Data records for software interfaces
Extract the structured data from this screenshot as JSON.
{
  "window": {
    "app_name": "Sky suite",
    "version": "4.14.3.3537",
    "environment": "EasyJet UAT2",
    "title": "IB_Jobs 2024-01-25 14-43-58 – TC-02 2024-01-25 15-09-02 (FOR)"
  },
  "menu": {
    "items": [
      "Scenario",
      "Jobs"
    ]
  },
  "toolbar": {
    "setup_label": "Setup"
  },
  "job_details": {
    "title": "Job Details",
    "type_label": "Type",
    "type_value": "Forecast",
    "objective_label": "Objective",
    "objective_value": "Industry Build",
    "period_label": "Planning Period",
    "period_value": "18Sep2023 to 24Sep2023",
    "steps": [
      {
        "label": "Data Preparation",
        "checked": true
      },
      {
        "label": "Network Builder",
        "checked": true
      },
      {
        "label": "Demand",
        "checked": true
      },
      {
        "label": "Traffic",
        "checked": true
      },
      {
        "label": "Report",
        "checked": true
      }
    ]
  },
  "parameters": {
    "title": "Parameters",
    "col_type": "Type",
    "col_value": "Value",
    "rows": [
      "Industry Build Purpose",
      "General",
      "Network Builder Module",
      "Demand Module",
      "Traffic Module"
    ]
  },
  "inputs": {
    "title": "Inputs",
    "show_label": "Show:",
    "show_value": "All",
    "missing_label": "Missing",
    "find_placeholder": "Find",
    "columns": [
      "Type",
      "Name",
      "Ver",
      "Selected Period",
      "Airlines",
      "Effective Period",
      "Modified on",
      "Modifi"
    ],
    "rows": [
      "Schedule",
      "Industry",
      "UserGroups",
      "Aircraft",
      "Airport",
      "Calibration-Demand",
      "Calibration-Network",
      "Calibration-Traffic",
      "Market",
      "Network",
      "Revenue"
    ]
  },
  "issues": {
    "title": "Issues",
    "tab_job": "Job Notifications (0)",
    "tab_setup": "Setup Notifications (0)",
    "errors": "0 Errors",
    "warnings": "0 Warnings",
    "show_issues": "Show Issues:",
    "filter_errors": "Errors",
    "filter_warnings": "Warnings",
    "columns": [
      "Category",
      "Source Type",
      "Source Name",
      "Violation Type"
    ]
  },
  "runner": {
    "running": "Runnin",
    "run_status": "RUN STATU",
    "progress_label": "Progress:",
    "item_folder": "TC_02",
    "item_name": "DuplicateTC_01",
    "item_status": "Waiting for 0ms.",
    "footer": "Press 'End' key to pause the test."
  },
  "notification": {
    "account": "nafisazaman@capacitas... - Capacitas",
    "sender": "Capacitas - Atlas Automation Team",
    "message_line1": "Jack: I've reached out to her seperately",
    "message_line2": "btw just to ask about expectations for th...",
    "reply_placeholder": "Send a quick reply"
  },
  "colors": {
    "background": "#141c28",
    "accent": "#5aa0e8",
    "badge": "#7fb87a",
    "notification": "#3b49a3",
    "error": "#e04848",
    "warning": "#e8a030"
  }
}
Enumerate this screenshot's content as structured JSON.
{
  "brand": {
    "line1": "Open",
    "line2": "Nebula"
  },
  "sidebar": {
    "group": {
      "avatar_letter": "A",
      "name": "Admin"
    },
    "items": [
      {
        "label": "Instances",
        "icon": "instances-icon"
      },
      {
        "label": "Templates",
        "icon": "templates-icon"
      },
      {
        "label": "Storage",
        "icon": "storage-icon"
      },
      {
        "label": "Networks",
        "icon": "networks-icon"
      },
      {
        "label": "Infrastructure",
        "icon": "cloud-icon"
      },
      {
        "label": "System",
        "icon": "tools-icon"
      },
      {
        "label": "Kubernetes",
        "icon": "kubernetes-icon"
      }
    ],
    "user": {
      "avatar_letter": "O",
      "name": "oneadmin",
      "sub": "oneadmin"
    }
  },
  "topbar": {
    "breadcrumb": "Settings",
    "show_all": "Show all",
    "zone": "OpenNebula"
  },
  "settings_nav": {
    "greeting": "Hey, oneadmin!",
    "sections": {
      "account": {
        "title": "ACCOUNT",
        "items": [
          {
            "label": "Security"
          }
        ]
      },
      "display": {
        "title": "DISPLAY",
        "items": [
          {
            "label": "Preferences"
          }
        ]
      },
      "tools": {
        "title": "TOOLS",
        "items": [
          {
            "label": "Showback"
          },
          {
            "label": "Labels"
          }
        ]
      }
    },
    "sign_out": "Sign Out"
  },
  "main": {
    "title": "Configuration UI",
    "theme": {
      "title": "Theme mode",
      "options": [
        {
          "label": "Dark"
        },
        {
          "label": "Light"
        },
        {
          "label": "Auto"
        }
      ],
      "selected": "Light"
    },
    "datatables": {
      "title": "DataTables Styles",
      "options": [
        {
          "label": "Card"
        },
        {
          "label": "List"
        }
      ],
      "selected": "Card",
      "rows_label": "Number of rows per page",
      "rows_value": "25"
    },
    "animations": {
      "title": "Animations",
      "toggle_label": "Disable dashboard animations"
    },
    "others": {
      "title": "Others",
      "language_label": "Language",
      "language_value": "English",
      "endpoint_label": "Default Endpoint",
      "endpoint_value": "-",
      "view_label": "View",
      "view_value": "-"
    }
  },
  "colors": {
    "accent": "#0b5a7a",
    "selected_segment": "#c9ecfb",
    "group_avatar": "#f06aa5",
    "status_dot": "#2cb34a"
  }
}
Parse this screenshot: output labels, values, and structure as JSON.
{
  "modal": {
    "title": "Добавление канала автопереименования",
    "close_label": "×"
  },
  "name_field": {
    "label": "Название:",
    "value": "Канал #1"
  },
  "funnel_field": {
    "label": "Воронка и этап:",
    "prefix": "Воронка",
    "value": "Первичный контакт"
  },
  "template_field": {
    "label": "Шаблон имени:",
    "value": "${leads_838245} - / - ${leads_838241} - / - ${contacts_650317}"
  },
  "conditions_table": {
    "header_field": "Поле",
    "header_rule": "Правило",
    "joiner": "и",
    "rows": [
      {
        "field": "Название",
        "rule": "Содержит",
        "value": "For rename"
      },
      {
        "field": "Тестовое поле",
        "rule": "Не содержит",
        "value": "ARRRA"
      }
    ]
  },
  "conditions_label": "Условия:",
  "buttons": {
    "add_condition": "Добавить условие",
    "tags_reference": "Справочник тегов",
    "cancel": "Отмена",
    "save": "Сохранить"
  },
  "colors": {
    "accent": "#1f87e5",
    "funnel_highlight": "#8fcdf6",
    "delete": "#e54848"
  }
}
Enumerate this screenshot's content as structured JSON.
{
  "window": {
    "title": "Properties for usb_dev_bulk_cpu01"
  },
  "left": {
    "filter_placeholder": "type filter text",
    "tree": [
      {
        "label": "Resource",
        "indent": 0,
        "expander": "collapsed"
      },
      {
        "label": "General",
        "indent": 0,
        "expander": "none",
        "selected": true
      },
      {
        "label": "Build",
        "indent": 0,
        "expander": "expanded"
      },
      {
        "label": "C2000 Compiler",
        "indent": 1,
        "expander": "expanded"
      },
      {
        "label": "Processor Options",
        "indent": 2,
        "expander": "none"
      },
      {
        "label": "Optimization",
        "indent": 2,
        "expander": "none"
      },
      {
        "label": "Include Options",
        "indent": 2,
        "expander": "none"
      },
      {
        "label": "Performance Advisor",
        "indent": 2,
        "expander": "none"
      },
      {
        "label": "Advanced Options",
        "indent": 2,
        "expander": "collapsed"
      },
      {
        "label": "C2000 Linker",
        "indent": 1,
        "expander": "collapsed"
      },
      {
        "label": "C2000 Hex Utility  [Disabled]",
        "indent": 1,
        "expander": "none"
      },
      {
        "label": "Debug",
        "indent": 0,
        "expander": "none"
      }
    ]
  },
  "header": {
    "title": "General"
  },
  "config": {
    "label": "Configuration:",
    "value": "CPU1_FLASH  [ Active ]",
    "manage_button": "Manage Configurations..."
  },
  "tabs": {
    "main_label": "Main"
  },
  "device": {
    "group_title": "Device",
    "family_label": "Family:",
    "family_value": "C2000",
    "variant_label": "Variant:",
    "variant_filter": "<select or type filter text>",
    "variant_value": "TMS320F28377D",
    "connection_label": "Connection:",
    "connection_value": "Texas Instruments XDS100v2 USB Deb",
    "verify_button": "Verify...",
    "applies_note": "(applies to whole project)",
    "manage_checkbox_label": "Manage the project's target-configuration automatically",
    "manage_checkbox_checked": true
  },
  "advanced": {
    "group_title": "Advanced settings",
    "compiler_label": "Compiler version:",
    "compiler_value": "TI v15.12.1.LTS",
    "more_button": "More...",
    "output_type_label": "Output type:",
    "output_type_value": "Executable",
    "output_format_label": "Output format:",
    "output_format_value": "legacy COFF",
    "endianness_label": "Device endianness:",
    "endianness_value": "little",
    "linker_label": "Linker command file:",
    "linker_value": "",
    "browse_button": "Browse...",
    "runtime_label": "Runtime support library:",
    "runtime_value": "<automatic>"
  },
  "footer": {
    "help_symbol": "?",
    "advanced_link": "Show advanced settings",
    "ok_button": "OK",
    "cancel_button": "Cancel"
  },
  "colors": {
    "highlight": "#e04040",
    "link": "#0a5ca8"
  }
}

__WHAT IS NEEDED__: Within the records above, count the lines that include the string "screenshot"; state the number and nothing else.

__TASK OUTPUT__: 4